If the emission of a photon from an excited state to the ground state occurs with a precise energy, then why is it that wavelengths that differ from lambda max have values on a fluorescence vs. wavelength graph?
There are two main reasons for what you're describing.
The first is the fundamental properties of the molecules involved, as mentioned in the comments. Even for isolated molecules, the transition is not always between the same vibrational states of the excited and ground state. Since the vibrational states are quantized, we would expect a series of very closely spaced emission lines, each representing a different combination of vibrational states.
If the molecules are in a solution or in liquid or solid phase, then the interactions of the emitting molecule with the molecules around it can also cause small changes in the energy of the emission as the electronic structure of the molecule is perturbed.
The general term for these phenomena is "line broadening," and most reference books about spectroscopy will have a discussion of the various mechanisms that lead to it.
The second reason for it is the error in measurements. Most spectrometers cannot filter wavelengths perfectly, so, for example, light of wavelength 590 nm will contribute to a signal at 589.5 and 591.5 nm, less as you get farther away. Sometimes the slit width is an adjustable parameter, but even at the narrowest setting, most instruments will not give extremely high resolution.
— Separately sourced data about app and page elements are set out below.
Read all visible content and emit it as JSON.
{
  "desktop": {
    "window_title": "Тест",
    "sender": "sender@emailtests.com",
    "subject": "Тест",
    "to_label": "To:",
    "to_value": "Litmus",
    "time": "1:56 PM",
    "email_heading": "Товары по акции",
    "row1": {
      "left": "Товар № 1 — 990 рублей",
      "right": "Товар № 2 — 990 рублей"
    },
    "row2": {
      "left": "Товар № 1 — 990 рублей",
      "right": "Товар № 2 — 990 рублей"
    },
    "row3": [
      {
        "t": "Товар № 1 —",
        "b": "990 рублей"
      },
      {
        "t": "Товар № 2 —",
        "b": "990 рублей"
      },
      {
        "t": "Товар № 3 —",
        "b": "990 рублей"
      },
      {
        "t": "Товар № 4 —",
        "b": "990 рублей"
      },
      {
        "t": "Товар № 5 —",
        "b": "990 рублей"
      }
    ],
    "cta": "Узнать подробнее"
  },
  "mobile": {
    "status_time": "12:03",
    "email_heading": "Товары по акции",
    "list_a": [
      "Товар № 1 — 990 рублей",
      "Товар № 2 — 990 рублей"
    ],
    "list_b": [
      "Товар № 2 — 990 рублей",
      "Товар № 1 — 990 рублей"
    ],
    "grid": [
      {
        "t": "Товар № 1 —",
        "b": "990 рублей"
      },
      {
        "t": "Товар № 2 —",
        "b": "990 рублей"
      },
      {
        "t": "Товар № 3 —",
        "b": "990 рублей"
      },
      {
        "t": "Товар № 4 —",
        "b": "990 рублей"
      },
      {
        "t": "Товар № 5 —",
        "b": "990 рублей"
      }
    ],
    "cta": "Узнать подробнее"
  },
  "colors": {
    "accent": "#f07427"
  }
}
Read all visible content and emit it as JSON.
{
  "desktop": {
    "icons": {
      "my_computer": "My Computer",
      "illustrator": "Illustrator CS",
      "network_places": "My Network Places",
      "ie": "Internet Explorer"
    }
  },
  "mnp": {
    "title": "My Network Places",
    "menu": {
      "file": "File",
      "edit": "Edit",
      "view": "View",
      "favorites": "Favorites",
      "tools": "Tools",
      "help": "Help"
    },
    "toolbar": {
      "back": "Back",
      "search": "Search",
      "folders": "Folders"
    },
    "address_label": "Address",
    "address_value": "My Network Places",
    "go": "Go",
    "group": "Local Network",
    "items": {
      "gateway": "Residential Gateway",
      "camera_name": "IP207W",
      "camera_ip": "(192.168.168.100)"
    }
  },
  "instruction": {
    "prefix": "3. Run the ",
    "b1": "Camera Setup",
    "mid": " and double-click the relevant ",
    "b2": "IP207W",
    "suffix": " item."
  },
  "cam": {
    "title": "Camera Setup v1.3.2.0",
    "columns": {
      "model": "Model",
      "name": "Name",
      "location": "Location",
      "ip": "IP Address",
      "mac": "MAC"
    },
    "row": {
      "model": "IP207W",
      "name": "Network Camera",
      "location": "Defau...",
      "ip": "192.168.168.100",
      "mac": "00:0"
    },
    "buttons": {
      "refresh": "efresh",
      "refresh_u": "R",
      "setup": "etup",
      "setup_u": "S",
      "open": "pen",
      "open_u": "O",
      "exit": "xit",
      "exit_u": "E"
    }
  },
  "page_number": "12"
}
As a result, a series of closely spaced lines will appear instead as a smooth curve.